On 28 October, to commemorate the 75th anniversary of the United Nations, our Programme on International Peace and Security (IPS) co-hosted a panel discussion on whether any legal limits exist to the use of veto powers by Permanent Members of the UN Security Council. The panel discussion, chaired by IPS Executive Director Federica D’Alessandra, looked at whether the UNSC is unbound in its use of veto powers, or whether any limits (jus cogens, the purposes and principles of the UN outlined in Art. 1(1) UN Charter, or individual States duties arising from customary international and treaty law) apply in situations of atrocity crimes. The panel, which featured interventions by Professors Jennifer Trahan (NYU), Jennifer Welsh (McGill), and Marc Weller(Cambridge University) builds on a previous panel discussion held over the summer, with Senior Visiting Fellow Amb. Stephen Rapp and Senator/General Romeo Dellaire, looking at the political dynamics underpinning the use of veto in situations of mass atrocities, as well as its consequences for international peace and security.

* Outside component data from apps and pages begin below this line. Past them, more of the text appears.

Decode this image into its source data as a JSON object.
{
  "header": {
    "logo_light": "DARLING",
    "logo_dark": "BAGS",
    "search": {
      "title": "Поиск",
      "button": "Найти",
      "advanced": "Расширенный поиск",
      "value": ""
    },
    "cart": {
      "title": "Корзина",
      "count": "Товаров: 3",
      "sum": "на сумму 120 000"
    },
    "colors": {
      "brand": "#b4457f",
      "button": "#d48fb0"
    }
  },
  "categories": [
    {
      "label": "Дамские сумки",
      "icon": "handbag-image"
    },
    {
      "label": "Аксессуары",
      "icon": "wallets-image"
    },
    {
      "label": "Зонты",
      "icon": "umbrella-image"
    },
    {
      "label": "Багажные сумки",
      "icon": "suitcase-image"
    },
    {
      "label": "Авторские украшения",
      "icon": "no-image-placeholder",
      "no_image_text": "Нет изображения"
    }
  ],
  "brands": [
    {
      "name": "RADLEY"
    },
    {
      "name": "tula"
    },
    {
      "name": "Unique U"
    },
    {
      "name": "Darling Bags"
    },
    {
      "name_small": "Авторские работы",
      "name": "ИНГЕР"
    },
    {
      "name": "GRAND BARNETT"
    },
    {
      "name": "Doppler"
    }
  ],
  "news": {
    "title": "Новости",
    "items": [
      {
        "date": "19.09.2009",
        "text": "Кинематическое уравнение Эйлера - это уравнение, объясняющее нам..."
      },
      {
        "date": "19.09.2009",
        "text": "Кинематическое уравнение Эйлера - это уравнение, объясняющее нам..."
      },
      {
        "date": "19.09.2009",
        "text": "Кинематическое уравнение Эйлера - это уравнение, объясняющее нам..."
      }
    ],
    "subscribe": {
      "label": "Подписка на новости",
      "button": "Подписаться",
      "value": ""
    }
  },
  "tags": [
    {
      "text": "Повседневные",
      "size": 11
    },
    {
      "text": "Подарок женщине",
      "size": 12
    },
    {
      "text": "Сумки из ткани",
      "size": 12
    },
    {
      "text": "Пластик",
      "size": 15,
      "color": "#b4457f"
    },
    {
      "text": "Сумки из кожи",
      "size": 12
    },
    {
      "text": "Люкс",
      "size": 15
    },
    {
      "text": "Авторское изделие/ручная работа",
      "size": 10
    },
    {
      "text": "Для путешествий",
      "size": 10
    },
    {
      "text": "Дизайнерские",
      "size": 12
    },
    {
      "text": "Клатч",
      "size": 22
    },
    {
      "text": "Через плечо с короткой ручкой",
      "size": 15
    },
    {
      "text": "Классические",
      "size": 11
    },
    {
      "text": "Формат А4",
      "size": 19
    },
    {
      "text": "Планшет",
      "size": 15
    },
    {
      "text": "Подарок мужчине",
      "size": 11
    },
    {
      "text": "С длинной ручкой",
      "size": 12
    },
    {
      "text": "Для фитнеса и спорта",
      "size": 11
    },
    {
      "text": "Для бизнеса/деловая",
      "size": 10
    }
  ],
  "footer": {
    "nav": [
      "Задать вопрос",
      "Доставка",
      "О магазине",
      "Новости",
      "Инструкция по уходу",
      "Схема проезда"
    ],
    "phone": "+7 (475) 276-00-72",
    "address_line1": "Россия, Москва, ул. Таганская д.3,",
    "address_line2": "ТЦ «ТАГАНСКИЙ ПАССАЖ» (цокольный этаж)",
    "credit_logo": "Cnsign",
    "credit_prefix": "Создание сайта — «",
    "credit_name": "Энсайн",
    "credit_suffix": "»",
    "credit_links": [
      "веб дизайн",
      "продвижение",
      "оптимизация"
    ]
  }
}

If you missed the panel, you can watch it here.
Picture Credit: UN Photo. License available here.